"Love is a combination of care, commitment, knowledge, responsibility, respect, and trust." —bell hooks, communion: The Female Search for Love (New York: William Morrow Paperbacks, 2016)
Memory keeping and cultural preservation through practices of vernacular memorials, experimental digital and material para-archives, community-specific and educational archives is necessary and uplifting for those whose histories and presence in the colonial archive are marked by violence and exclusion. In identifying with people typically left out of historical narratives, we choose to learn more about and curate materiality that centers our experience from our perspectives. The violence of the archive’s conception cannot be fully separated from its current reality, but by critiquing the dehumanizing narratives of traditional archives, we begin to remedy its injustices. Where the archive fails us, we seek other avenues of preserving and affirming our important histories.
We memory-keep through innovative ways such as folk music, visual art, oral histories, performance, and aesthetic practices. Black archivists, scholars, and anyone who engages with the archive are interested in preserving their often disregarded histories through strategic archival and para-archival practices that assert their presence and personhood as an act of love. When we venerate dismissed memory keeping and cultural traditions, we honor the knowledge our ancestors fought to preserve for us. This allows us the opportunity to go beyond the protection of our heritage and envision new spaces unburdened by a legacy of violence and built on an ethic of love.
 Marisa J. Fuentes, Dispossessed Lives: Enslaved Women, Violence, and the Archive (Early American Studies). (University of Pennsylvania Press (June 28, 2016).
 Yxta Maya Murray, “From Here I Saw What Happened and I Cried: Carrie Mae Weems’s Challenge to the Harvard Archive,” Carrie Mae Weems, ed. Sarah Elizabeth Lewis with Christine Garnier (Cambridge: The MIT Press, 2021), 115–139.
 Saidiya Hartman, “Venus in Two Acts,” Small Axe 12, no. 2 (2008): 2.
 Hartman, 12.
 Murray, 118.
 “National Archives and Records Administration,” USAGov, accessed January 13, 2022, usa.gov/federal-agencies/national-archives-and-records-administration.
 Corina Knoll, “What Happens to the Heartbreaking Tributes Left at the 9/11 Memorial,” New York Times, September 9, 2019, nytimes.com/2019/09/09/nyregion/9-11-memorial-museum.html.

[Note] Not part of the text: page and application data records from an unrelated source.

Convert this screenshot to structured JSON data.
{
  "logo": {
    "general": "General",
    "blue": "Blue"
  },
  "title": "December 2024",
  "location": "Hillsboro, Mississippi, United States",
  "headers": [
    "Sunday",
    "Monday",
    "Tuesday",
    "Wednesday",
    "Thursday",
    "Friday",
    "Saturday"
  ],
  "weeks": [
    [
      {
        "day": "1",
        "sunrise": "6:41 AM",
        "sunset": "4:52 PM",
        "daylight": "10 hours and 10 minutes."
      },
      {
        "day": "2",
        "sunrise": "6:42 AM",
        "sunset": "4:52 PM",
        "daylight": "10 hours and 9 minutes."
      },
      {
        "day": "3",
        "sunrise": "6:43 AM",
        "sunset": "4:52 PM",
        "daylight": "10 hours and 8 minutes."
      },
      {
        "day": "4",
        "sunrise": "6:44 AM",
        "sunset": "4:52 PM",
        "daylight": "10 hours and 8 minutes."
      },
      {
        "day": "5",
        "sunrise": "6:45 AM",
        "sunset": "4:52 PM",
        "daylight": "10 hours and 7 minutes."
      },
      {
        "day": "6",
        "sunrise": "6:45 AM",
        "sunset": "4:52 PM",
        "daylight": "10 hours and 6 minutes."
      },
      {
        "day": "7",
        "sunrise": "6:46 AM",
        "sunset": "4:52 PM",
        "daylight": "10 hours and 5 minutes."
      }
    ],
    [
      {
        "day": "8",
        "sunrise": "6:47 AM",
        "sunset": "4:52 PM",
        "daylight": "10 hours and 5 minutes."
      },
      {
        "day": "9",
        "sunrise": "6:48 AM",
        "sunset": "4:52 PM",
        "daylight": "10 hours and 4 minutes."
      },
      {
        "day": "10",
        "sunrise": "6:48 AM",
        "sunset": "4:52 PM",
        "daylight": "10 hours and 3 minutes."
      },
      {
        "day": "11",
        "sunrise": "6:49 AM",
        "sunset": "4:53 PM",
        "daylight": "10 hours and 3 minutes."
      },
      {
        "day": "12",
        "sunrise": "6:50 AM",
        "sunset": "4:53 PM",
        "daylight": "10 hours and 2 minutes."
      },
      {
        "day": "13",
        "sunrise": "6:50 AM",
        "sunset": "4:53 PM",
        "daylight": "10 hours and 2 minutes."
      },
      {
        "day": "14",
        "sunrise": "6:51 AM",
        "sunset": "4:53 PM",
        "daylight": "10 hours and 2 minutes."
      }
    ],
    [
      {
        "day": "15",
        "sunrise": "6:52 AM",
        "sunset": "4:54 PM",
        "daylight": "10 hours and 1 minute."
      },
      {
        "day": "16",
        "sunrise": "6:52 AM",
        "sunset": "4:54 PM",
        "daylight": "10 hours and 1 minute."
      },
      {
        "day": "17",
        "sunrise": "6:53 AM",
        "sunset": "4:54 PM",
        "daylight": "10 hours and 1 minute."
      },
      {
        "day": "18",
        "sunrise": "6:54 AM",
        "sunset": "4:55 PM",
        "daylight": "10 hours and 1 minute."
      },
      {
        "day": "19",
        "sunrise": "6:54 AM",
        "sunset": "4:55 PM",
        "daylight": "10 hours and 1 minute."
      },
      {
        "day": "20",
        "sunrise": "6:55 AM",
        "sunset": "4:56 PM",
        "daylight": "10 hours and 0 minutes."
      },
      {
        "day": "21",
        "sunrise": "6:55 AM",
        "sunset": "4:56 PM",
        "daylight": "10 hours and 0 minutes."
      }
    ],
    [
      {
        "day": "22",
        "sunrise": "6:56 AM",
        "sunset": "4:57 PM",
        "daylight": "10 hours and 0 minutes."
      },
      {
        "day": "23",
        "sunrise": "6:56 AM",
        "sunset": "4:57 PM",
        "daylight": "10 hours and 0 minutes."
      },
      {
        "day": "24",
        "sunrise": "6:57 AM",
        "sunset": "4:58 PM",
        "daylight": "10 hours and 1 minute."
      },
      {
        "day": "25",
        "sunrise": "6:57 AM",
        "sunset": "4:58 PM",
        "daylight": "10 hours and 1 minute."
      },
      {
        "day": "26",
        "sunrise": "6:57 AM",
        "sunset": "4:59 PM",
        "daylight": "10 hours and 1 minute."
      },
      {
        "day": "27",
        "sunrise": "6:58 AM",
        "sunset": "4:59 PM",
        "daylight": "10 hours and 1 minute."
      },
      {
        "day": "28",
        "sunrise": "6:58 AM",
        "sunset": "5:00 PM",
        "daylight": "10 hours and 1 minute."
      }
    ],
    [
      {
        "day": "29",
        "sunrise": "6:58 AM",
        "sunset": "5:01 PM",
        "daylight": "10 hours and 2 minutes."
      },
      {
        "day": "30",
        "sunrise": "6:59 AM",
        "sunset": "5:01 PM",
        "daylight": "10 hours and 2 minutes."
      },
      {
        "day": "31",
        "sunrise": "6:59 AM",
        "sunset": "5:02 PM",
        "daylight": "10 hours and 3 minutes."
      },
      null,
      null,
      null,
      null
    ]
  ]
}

 Lauren A. Farber, “Issues in the Collection and Conservation of American Vernacular Memorial Art,” The Book and Paper Group Annual, no. 24 (2005) 5.
 “Museum Costs Vary, but Figures Run into Millions,” Los Angeles Times, January 22, 1988, latimes.com/archives/la-xpm-1988-01-22-ca-25258-story.html.
 “U.S. Department of the Interior,” U.S. Department of the Interior, www.doi.gov/.
 “Cost Model: Museums and Galleries,” Building, September 21, 2012, building.co.uk/cost-model-museums-and-galleries/5042919.article.
 Tim Kirsininkas, “How Much Does It Cost to Run a Museum? You Can Help Support Local History,” St. Charles History Museum, November 25, 2020, stcmuseum.org/news/2020/11/25/how-much-does-it-cost-to-run-a-museum-you-can-help-support-local-history.
 “Para-Archives.” n.d., para-archives.net/about.html.
 Melissa Gregg and Gregory J. Seigworth, eds., The Affect Theory Reader, (Durham, NC: Duke University Press, 2010).
 Megan Williams and Zakiya Collier, “Archiving with Care: A Conversation with Zakiya Collier” October, 30, 2020, medium.com/metropolitan-archivist/archiving-with-care-a-conversation-with-zakiya-collier-fedd81a0d0d6.